Nuclear deterrence has been a major pillar of British defence policy since the mid-1950s. The United Kingdom maintains a minimum, credible, independent strategic nuclear deterrent force, assigned to the defence of NATO. Its purpose is purely defensive: to deter the most extreme threats to the security of the UK and to that of her NATO allies.
Potential adversaries must thus take into account the UK’s nuclear capabilities when facing UK conventional forces deployed as part of NATO’s forward deterrence and defence posture, not least the UK-led battlegroup in Estonia. The UK does not see a contradiction between cooperation with allies and having an “independent” deterrent – its nuclear force is operationally independent and only the UK Prime Minister can authorise the use of the UK’s nuclear weapons, even as part of a wider NATO response.

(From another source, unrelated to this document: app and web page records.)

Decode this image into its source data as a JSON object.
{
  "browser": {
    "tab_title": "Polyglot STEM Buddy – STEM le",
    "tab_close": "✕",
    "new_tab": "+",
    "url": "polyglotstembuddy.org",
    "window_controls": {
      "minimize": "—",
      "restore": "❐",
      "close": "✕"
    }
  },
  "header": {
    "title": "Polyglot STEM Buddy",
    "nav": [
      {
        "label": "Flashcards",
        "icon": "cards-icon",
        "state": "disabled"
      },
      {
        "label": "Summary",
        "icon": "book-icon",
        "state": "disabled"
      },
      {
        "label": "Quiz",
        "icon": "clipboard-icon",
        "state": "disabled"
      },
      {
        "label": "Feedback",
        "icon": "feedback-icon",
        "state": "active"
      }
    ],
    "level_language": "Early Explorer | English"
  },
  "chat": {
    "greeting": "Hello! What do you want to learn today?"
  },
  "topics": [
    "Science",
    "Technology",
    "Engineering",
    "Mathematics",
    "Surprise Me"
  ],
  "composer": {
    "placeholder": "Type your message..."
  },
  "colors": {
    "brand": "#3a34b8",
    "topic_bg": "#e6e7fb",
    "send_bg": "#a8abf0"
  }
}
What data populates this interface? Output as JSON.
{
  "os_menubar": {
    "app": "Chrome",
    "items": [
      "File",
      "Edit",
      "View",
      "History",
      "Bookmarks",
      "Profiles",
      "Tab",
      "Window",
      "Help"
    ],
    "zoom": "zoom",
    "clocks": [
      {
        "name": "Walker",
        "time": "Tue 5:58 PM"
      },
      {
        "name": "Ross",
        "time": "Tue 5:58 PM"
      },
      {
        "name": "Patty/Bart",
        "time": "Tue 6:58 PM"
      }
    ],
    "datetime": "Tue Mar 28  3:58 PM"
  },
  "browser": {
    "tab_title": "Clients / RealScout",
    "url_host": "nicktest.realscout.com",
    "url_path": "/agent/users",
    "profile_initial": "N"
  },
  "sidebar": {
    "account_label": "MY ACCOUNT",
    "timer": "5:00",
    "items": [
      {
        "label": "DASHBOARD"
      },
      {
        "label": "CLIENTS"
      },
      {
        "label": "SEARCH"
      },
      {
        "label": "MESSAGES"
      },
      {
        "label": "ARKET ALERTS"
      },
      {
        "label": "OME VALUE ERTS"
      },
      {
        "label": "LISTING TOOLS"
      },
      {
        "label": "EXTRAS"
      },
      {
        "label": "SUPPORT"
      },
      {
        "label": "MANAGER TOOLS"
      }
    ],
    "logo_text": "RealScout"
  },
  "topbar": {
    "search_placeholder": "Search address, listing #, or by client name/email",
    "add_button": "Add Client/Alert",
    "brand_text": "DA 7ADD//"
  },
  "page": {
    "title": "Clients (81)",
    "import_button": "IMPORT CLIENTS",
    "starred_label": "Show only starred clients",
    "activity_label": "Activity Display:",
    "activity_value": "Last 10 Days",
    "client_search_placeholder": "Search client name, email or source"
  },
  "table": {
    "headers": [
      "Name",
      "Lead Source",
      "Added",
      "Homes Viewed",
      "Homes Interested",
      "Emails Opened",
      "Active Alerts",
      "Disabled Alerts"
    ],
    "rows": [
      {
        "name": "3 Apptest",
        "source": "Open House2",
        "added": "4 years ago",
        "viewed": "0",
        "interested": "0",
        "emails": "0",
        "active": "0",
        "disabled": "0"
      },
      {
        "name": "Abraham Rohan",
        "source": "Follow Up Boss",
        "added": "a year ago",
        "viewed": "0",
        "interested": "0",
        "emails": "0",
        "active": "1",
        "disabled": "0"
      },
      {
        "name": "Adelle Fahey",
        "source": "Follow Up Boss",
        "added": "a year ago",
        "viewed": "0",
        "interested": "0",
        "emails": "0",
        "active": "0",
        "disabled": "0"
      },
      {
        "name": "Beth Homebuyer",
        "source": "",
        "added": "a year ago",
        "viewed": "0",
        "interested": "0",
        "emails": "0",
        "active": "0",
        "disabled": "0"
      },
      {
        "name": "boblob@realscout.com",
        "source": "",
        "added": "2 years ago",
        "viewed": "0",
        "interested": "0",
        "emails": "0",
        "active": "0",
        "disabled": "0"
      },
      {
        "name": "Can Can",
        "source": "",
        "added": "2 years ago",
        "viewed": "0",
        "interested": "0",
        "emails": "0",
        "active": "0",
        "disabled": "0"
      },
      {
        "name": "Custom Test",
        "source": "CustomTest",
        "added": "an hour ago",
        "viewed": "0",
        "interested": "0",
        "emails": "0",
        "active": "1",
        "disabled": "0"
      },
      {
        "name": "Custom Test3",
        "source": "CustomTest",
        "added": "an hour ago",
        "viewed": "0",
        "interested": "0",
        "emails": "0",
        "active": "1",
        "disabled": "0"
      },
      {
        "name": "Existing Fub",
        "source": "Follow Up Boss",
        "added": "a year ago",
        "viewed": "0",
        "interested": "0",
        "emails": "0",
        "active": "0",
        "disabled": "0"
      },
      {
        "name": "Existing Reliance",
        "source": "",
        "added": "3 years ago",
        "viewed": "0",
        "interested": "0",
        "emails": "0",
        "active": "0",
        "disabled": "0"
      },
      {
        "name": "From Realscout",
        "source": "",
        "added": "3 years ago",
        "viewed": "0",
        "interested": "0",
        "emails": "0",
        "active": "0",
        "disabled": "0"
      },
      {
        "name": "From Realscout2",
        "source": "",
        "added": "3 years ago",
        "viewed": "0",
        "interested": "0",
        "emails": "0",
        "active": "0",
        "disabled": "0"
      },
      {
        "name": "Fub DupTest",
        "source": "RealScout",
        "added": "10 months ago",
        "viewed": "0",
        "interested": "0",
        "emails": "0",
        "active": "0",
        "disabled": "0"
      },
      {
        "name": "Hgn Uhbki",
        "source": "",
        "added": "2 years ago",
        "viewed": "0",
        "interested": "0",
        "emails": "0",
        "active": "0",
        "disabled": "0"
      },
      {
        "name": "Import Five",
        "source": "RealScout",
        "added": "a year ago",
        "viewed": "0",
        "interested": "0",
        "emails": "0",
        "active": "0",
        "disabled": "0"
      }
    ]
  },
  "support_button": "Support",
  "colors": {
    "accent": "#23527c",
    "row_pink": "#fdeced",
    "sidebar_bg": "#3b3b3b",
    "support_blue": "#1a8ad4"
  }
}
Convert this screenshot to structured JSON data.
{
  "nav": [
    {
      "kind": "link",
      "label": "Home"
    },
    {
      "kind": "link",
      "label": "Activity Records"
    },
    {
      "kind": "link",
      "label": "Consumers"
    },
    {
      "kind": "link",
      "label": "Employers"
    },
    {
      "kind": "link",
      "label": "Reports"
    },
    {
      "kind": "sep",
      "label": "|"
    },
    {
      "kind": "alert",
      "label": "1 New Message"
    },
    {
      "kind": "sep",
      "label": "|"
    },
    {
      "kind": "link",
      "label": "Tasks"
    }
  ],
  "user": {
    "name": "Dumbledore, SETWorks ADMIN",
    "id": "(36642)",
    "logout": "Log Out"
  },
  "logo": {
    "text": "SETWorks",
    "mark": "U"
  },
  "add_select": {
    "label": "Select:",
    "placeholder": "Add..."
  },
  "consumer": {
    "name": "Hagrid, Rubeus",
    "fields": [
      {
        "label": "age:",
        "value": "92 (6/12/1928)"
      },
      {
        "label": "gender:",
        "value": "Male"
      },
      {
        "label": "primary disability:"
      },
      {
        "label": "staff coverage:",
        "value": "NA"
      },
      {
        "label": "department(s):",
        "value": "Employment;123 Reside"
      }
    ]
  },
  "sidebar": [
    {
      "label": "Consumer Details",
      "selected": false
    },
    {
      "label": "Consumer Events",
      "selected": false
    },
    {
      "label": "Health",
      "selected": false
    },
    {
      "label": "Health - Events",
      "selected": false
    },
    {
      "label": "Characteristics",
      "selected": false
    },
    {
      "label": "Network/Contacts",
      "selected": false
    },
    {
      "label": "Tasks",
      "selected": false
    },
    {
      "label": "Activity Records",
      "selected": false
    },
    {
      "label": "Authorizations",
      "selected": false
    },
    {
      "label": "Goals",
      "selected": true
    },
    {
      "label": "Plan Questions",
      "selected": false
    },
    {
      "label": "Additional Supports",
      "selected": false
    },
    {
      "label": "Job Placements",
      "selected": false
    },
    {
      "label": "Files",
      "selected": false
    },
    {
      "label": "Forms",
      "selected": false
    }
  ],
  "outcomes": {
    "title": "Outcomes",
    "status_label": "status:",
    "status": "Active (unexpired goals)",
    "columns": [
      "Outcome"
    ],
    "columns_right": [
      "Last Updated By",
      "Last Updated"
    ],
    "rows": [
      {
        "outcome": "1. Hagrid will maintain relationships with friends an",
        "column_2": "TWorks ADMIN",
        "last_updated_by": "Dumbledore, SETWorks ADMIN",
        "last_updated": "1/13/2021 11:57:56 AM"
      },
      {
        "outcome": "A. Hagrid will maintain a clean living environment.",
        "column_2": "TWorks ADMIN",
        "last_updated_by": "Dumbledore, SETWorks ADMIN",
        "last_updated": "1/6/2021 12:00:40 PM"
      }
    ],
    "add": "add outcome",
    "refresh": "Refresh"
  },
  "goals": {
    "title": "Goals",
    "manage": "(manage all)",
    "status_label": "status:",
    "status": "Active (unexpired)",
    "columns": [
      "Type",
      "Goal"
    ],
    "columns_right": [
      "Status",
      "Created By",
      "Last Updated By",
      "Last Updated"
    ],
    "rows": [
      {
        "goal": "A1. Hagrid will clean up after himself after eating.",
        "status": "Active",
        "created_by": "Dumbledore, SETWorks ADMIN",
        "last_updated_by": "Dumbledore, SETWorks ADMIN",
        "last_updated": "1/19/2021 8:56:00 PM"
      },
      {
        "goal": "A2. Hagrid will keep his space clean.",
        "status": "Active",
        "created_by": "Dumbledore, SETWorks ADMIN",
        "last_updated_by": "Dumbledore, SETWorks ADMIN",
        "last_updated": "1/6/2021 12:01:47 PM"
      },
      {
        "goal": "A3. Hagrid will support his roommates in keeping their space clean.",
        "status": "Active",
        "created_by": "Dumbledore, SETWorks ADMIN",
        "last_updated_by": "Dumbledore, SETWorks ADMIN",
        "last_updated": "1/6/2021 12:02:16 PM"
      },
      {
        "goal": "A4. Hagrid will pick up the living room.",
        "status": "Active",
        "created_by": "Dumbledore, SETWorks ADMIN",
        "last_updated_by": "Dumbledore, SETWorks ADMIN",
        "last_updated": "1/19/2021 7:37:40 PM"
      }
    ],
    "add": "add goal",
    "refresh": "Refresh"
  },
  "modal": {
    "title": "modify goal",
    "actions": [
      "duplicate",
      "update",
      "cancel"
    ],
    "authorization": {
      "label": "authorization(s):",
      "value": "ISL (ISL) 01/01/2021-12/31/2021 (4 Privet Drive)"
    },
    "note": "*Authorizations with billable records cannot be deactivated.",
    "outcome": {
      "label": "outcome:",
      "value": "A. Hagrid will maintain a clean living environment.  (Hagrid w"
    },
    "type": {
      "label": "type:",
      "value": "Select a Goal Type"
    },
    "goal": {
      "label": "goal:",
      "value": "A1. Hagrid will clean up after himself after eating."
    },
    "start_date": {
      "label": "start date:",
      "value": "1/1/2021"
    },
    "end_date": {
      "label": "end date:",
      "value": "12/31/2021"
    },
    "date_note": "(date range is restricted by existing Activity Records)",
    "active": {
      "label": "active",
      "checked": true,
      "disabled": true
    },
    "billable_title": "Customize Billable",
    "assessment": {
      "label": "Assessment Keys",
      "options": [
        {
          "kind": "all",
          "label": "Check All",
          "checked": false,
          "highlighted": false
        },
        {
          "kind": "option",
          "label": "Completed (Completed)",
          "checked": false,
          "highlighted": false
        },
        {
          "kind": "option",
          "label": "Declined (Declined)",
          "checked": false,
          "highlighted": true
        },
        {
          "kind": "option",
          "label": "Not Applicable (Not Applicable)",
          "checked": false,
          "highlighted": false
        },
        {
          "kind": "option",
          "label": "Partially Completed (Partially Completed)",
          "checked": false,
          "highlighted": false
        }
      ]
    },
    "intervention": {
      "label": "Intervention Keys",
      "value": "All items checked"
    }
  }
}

Today, the Soviet Union is gone – yet a weaker but more dangerous Russia as well as an increasingly powerful China create a potential “two peer” nuclear challenge. The UK is currently renewing its nuclear deterrent as the existing capability is aging – but continues to seek opportunities for multilateral nuclear disarmament as the strategic circumstances allow. In light of the international security environment, the 2021 change to the warhead ceiling reflected that. But the UK needs to ask itself whether bigger changes will be needed for the future.
Download and read: British Nuclear Policy (PDF)